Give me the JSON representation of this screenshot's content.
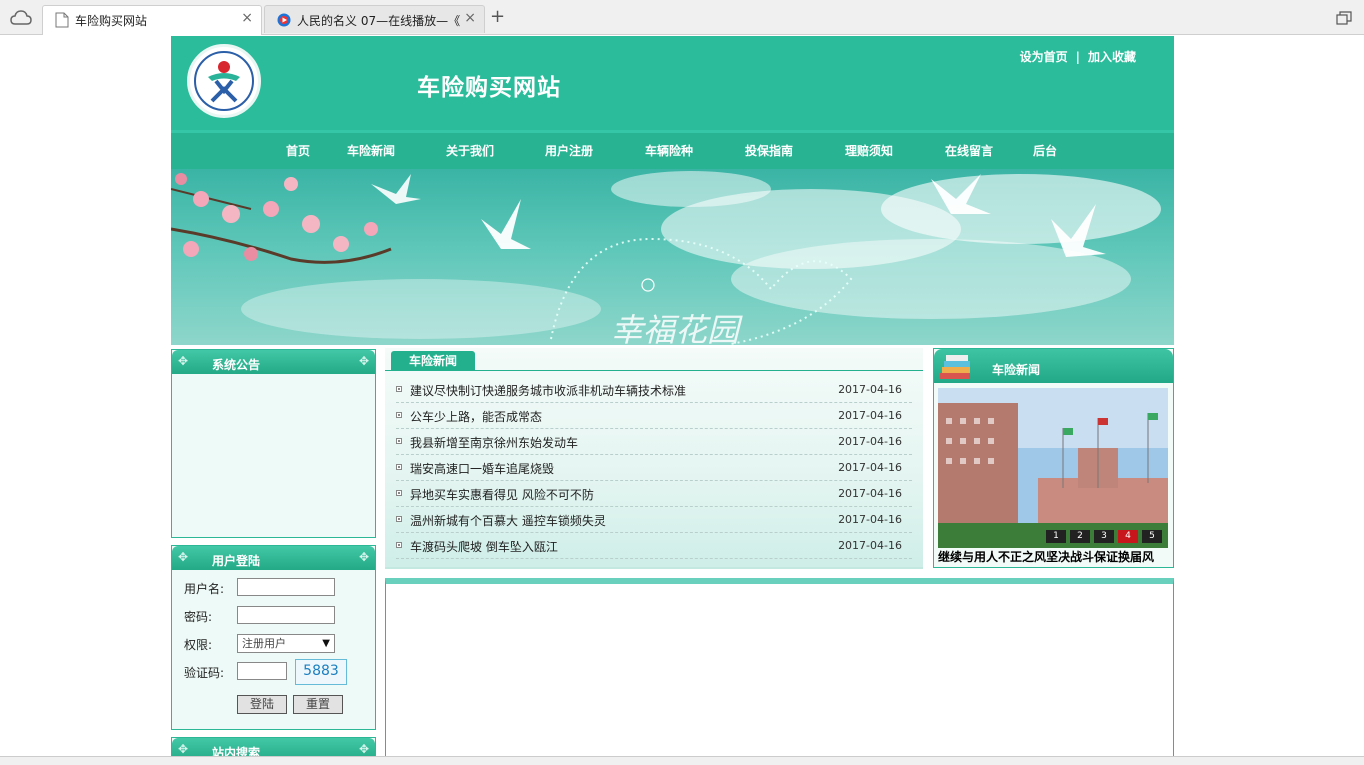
{
  "browser": {
    "tabs": [
      {
        "label": "车险购买网站",
        "active": true
      },
      {
        "label": "人民的名义 07—在线播放—《",
        "active": false
      }
    ],
    "new_tab_symbol": "+",
    "close_symbol": "×"
  },
  "header": {
    "site_title": "车险购买网站",
    "top_links": [
      "设为首页",
      "加入收藏"
    ],
    "separator": "|"
  },
  "nav": {
    "items": [
      "首页",
      "车险新闻",
      "关于我们",
      "用户注册",
      "车辆险种",
      "投保指南",
      "理赔须知",
      "在线留言",
      "后台"
    ]
  },
  "announcement": {
    "title": "系统公告"
  },
  "login": {
    "title": "用户登陆",
    "username_label": "用户名:",
    "password_label": "密码:",
    "role_label": "权限:",
    "role_selected": "注册用户",
    "captcha_label": "验证码:",
    "captcha_value": "5883",
    "login_button": "登陆",
    "reset_button": "重置"
  },
  "site_search": {
    "title": "站内搜索"
  },
  "news_center": {
    "tab_label": "车险新闻",
    "items": [
      {
        "title": "建议尽快制订快递服务城市收派非机动车辆技术标准",
        "date": "2017-04-16"
      },
      {
        "title": "公车少上路，能否成常态",
        "date": "2017-04-16"
      },
      {
        "title": "我县新增至南京徐州东始发动车",
        "date": "2017-04-16"
      },
      {
        "title": "瑞安高速口一婚车追尾烧毁",
        "date": "2017-04-16"
      },
      {
        "title": "异地买车实惠看得见 风险不可不防",
        "date": "2017-04-16"
      },
      {
        "title": "温州新城有个百慕大 遥控车锁频失灵",
        "date": "2017-04-16"
      },
      {
        "title": "车渡码头爬坡 倒车坠入瓯江",
        "date": "2017-04-16"
      }
    ]
  },
  "news_right": {
    "title": "车险新闻",
    "slide_numbers": [
      "1",
      "2",
      "3",
      "4",
      "5"
    ],
    "active_slide": 4,
    "caption": "继续与用人不正之风坚决战斗保证换届风"
  },
  "colors": {
    "brand": "#2bbc9b",
    "nav": "#28b492",
    "active_slide": "#c8161d"
  }
}
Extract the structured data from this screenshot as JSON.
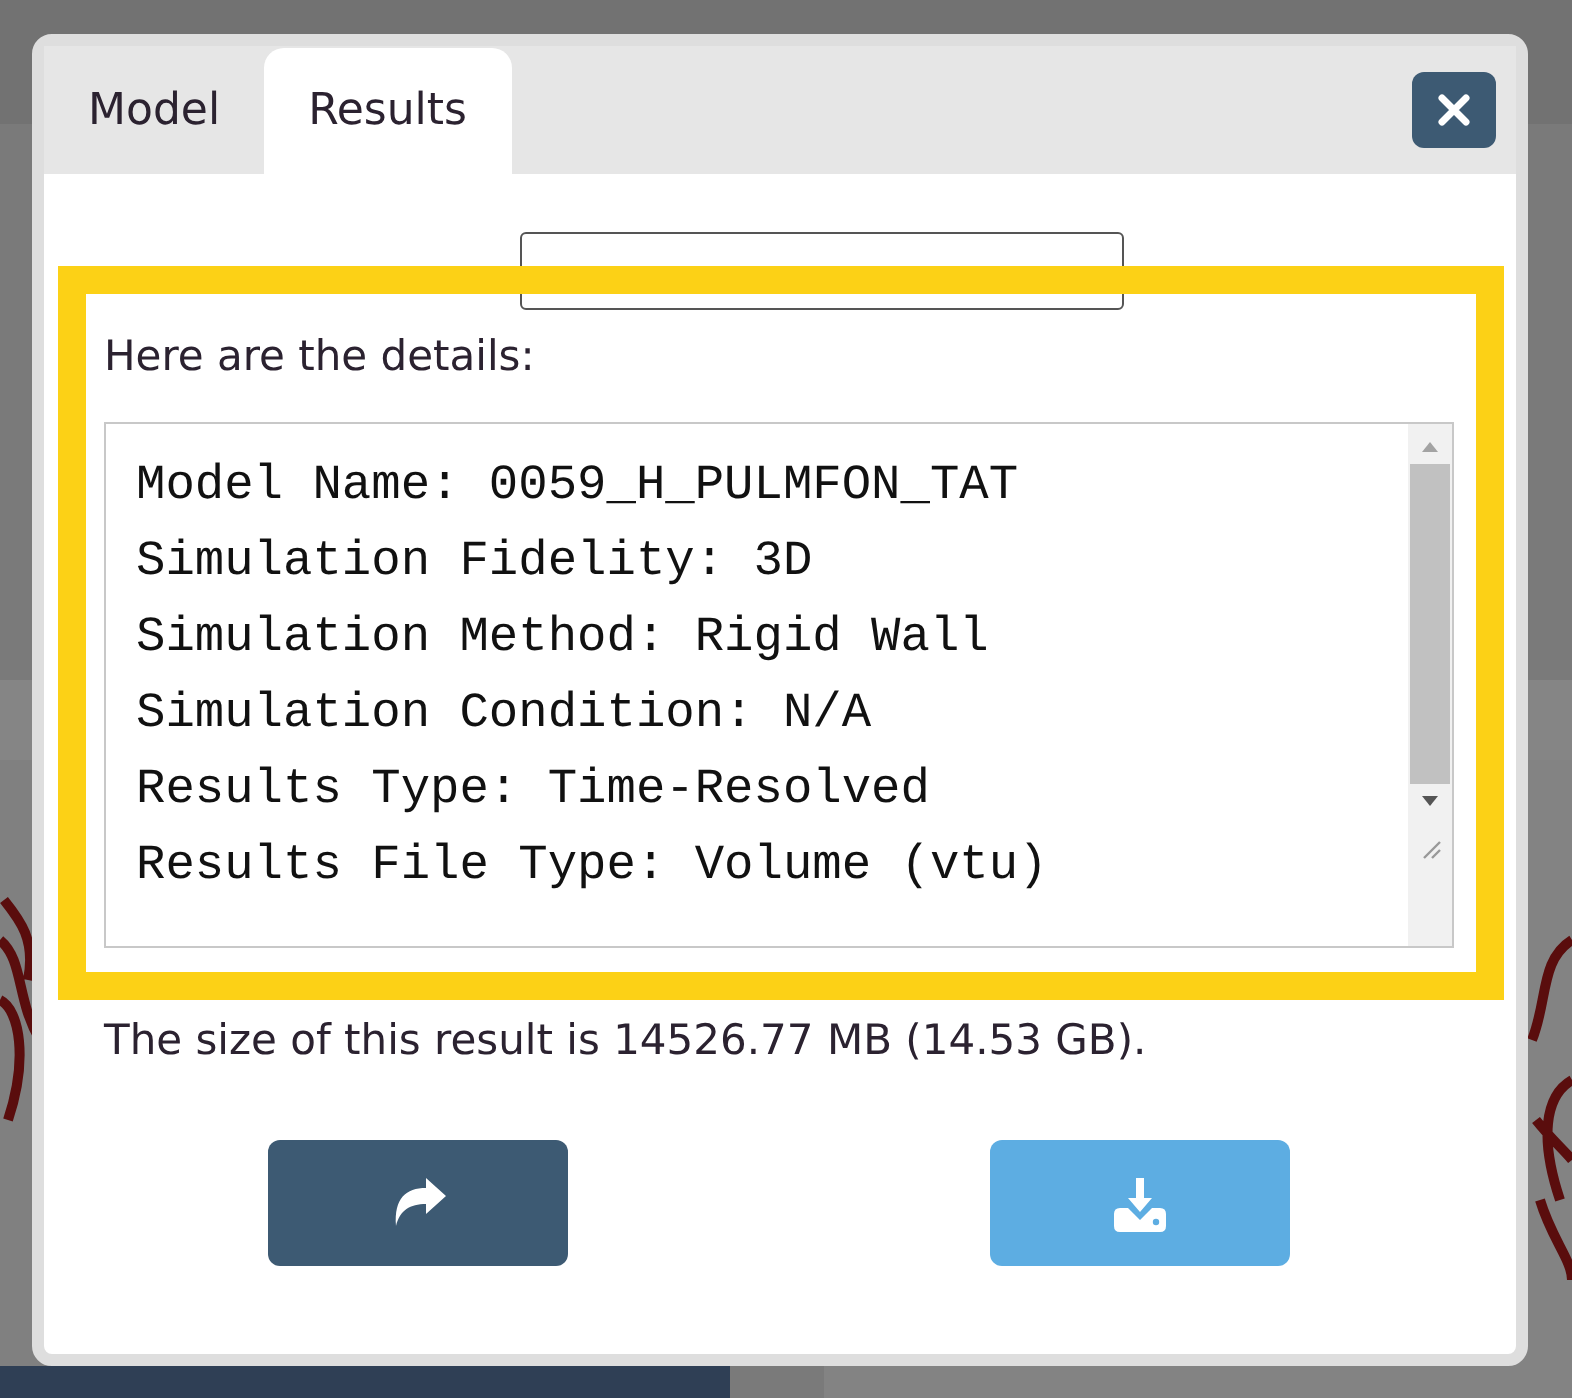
{
  "tabs": [
    {
      "label": "Model",
      "selected": false
    },
    {
      "label": "Results",
      "selected": true
    }
  ],
  "details_heading": "Here are the details:",
  "details_lines": [
    "Model Name: 0059_H_PULMFON_TAT",
    "Simulation Fidelity: 3D",
    "Simulation Method: Rigid Wall",
    "Simulation Condition: N/A",
    "Results Type: Time-Resolved",
    "Results File Type: Volume (vtu)"
  ],
  "size_text": "The size of this result is 14526.77 MB (14.53 GB).",
  "buttons": [
    {
      "kind": "share"
    },
    {
      "kind": "download"
    }
  ]
}
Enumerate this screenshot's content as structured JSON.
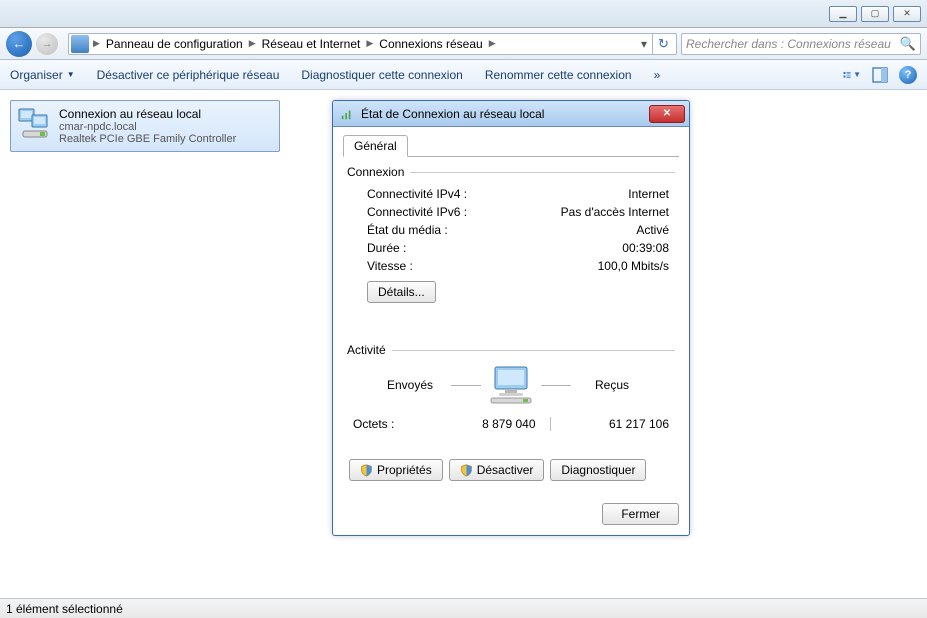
{
  "window_controls": {
    "min": "▁",
    "max": "▢",
    "close": "✕"
  },
  "breadcrumb": {
    "items": [
      "Panneau de configuration",
      "Réseau et Internet",
      "Connexions réseau"
    ]
  },
  "search": {
    "placeholder": "Rechercher dans : Connexions réseau"
  },
  "toolbar": {
    "organize": "Organiser",
    "disable_device": "Désactiver ce périphérique réseau",
    "diagnose": "Diagnostiquer cette connexion",
    "rename": "Renommer cette connexion",
    "overflow": "»"
  },
  "connection_item": {
    "name": "Connexion au réseau local",
    "domain": "cmar-npdc.local",
    "adapter": "Realtek PCIe GBE Family Controller"
  },
  "dialog": {
    "title": "État de Connexion au réseau local",
    "tab_general": "Général",
    "group_connection": "Connexion",
    "ipv4_label": "Connectivité IPv4 :",
    "ipv4_value": "Internet",
    "ipv6_label": "Connectivité IPv6 :",
    "ipv6_value": "Pas d'accès Internet",
    "media_label": "État du média :",
    "media_value": "Activé",
    "duration_label": "Durée :",
    "duration_value": "00:39:08",
    "speed_label": "Vitesse :",
    "speed_value": "100,0 Mbits/s",
    "details_btn": "Détails...",
    "group_activity": "Activité",
    "sent_label": "Envoyés",
    "recv_label": "Reçus",
    "bytes_label": "Octets :",
    "bytes_sent": "8 879 040",
    "bytes_recv": "61 217 106",
    "properties_btn": "Propriétés",
    "disable_btn": "Désactiver",
    "diagnose_btn": "Diagnostiquer",
    "close_btn": "Fermer"
  },
  "statusbar": {
    "text": "1 élément sélectionné"
  }
}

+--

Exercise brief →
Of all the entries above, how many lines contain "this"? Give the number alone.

Answer box →
4